  • Web Media: PBS: Art21: Barbara Kruger and John McEnroe: “Consumption” Link: PBS Art21: Barbara Kruger and John McEnroe: “Consumption” (HTML and Real Player)

    Instructions: Please click the link under McEnroe’s photo to watch this entire video (approximately 1 minute).

    Terms of Use: Please respect the copyright and terms of use displayed on the webpage above.

  • Activity: The Museum of Modern Art: “Eye on Europe: Prints, Books & Multiples/1960 to Now” Link: The Museum of Modern Art: “Eye on Europe: Prints, Books & Multiples/1960 to Now” (HTML)

    Instructions: Please click the “Expressionist Impulse” link to explore this specific aspect of the exhibit.

    Terms of Use: Please respect the copyright and terms of use displayed on the webpage above.

  • Activity: Georg Baselitz and Neo-Expressionist Painting

    Instructions: Write a two-page essay analyzing the work in the exhibition Nude with Three Armsby Georg Baselitz, an early example of Neo-Expressionist painting, in light of postmodernist (Po-Mo) ideas you learned about in this unit.  You can view this work by clicking here and then clicking the “Expressionist Impulse” link.  You should also use the Dr. Irvine reading from subunit 4.1 to help you write this essay.

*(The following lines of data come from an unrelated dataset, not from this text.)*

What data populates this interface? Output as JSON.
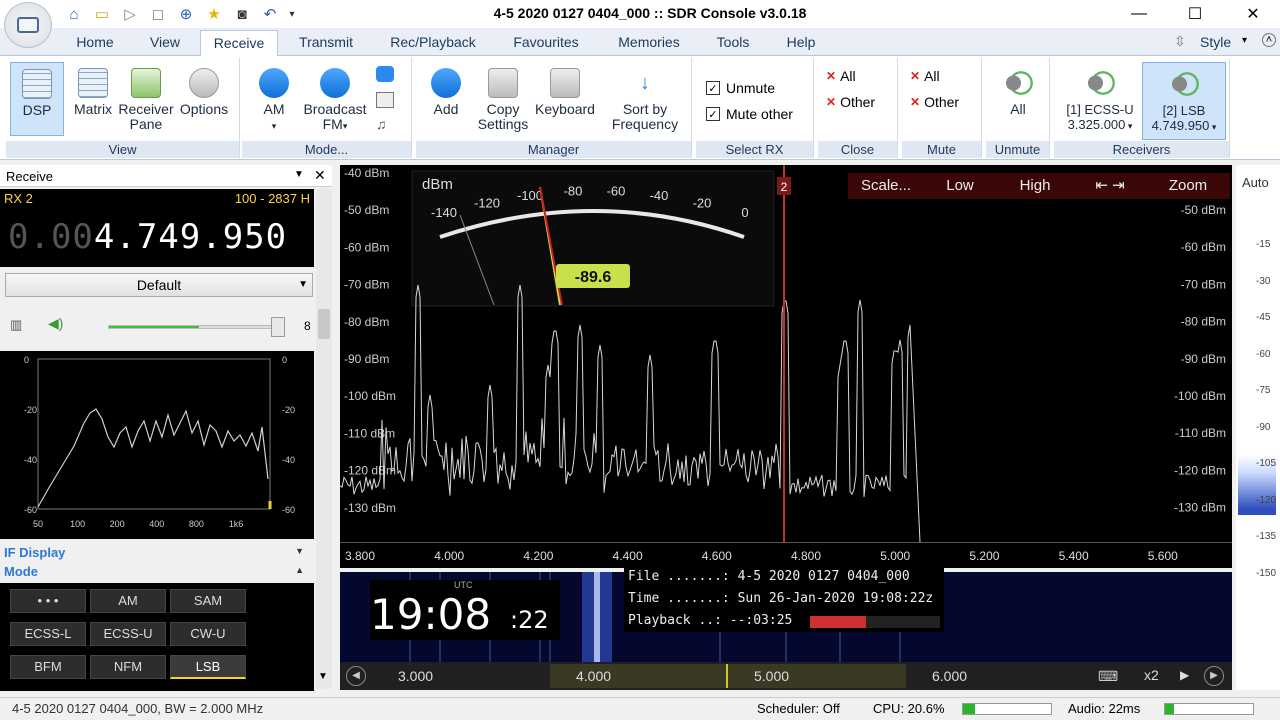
{
  "window": {
    "title": "4-5 2020 0127 0404_000 :: SDR Console v3.0.18",
    "minimize": "—",
    "maximize": "☐",
    "close": "✕"
  },
  "tabs": [
    "Home",
    "View",
    "Receive",
    "Transmit",
    "Rec/Playback",
    "Favourites",
    "Memories",
    "Tools",
    "Help"
  ],
  "active_tab": "Receive",
  "style_label": "Style",
  "ribbon": {
    "view_group": {
      "label": "View",
      "buttons": [
        "DSP",
        "Matrix",
        "Receiver",
        "Pane",
        "Options"
      ]
    },
    "mode_group": {
      "label": "Mode...",
      "am": "AM",
      "broadcast": "Broadcast",
      "fm": "FM"
    },
    "manager_group": {
      "label": "Manager",
      "add": "Add",
      "copy": "Copy",
      "settings": "Settings",
      "keyboard": "Keyboard",
      "sort": "Sort by",
      "frequency": "Frequency"
    },
    "select_rx_group": {
      "label": "Select RX",
      "unmute": "Unmute",
      "mute_other": "Mute other"
    },
    "close_group": {
      "label": "Close",
      "all": "All",
      "other": "Other"
    },
    "mute_group": {
      "label": "Mute",
      "all": "All",
      "other": "Other"
    },
    "unmute_group": {
      "label": "Unmute",
      "all": "All"
    },
    "receivers_group": {
      "label": "Receivers",
      "rx1_line1": "[1]  ECSS-U",
      "rx1_line2": "3.325.000",
      "rx2_line1": "[2]  LSB",
      "rx2_line2": "4.749.950"
    }
  },
  "left_panel": {
    "header": "Receive",
    "rx_label": "RX 2",
    "bw_label": "100 - 2837 H",
    "freq_dim": "0.00",
    "freq_main": "4.749.950",
    "preset": "Default",
    "volume_value": "8",
    "volume_level": 0.55,
    "audio_y_left": [
      "0",
      "-20",
      "-40",
      "-60"
    ],
    "audio_y_right": [
      "0",
      "-20",
      "-40",
      "-60"
    ],
    "audio_x": [
      "50",
      "100",
      "200",
      "400",
      "800",
      "1k6"
    ],
    "if_display": "IF Display",
    "mode_header": "Mode",
    "modes": [
      "• • •",
      "AM",
      "SAM",
      "ECSS-L",
      "ECSS-U",
      "CW-U",
      "BFM",
      "NFM",
      "LSB"
    ],
    "selected_mode": "LSB"
  },
  "spectrum": {
    "y_left": [
      "-40 dBm",
      "-50 dBm",
      "-60 dBm",
      "-70 dBm",
      "-80 dBm",
      "-90 dBm",
      "-100 dBm",
      "-110 dBm",
      "-120 dBm",
      "-130 dBm"
    ],
    "y_right": [
      "-50 dBm",
      "-60 dBm",
      "-70 dBm",
      "-80 dBm",
      "-90 dBm",
      "-100 dBm",
      "-110 dBm",
      "-120 dBm",
      "-130 dBm"
    ],
    "x_labels": [
      "3.800",
      "4.000",
      "4.200",
      "4.400",
      "4.600",
      "4.800",
      "5.000",
      "5.200",
      "5.400",
      "5.600"
    ],
    "toolbar": [
      "Scale...",
      "Low",
      "High",
      "⇤  ⇥",
      "Zoom"
    ],
    "marker_label": "2",
    "meter_unit": "dBm",
    "meter_ticks": [
      "-140",
      "-120",
      "-100",
      "-80",
      "-60",
      "-40",
      "-20",
      "0"
    ],
    "meter_value": "-89.6"
  },
  "waterfall": {
    "utc": "UTC",
    "time_big": "19:08",
    "time_sec": ":22",
    "file_line": "File .......: 4-5 2020 0127 0404_000",
    "time_line": "Time .......: Sun 26-Jan-2020 19:08:22z",
    "playback_line": "Playback ..: --:03:25",
    "x_labels": [
      "3.000",
      "4.000",
      "5.000",
      "6.000"
    ],
    "zoom": "x2"
  },
  "right_scale": {
    "auto": "Auto",
    "ticks": [
      "-15",
      "-30",
      "-45",
      "-60",
      "-75",
      "-90",
      "-105",
      "-120",
      "-135",
      "-150"
    ]
  },
  "status": {
    "left": "4-5 2020 0127 0404_000, BW = 2.000 MHz",
    "scheduler": "Scheduler: Off",
    "cpu": "CPU: 20.6%",
    "audio": "Audio: 22ms"
  },
  "colors": {
    "accent": "#2b79d4",
    "trace": "#d8d8d8",
    "marker": "#c0312b",
    "meter_box": "#c8e04a",
    "freq_label": "#ffd24a"
  }
}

    Terms of Use: Please respect the copyright and terms of use displayed on the webpages above.